Sports safety has come under intense scrutiny of late. The American Academy of Pediatrics reports that the number of concussions among teens aged 14 to 19 who play youth sports rose a staggering 200 percent in the last decade. High profile professional football players, such as Chris Borland and A.J. Tarpley, retired after playing just one year in the NFL because of concussion and brain damage concerns. As more data on the long-term risks of youth sports comes to light, the ranks of youth sports players (particularly football players) are likely to thin further.
What Can Be Done?
Parents and coaches have a tremendous opportunity to expose children to the benefits of youth sports while minimizing the admittedly real risks. Follow these tips to encourage children to play — and play safely.

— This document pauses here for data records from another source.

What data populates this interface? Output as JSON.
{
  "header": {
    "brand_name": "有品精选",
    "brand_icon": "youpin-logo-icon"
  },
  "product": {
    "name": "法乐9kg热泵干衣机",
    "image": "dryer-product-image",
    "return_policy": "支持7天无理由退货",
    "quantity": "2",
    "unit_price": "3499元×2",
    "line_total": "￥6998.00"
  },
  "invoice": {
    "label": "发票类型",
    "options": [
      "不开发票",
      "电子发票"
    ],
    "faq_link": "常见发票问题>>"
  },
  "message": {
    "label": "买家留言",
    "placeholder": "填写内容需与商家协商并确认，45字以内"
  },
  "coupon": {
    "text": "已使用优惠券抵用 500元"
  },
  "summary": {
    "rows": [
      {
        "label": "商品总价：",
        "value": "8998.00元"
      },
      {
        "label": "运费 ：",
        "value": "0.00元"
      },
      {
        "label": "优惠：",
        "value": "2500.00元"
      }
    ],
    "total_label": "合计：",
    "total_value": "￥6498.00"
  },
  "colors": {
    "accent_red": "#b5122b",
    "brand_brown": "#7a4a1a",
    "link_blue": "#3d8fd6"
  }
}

- Give children a choice. Don’t push them into a sport because you think they’ll be good at it or you hope for an athletic scholarship later on.
- Purchase the right safety equipment. Make sure all equipment and gear works as it should and fits correctly.
- Emphasize good sportsmanship. Even better, practice it yourself. No yelling insults at parents, coaches, your child’s teammates or the competition.
- Be supportive, win or lose. Encourage children to express their feelings about the competition and how they did, but remind them of what they did well. Emphasize the positive.
- Don’t assume your dream is the same as your child’s. Most likely, it’s not.
The benefits of youth sports are numerous and well documented. Children learn to keep fit, build camaraderie, work well with others, build character, deal with diversity and become resilient through youth sports, all life skills they’ll use throughout the rest of their lives. Perhaps if parents, coaches and program administrators change their focus from cutthroat competition to fun for all, youth sports numbers will stop declining.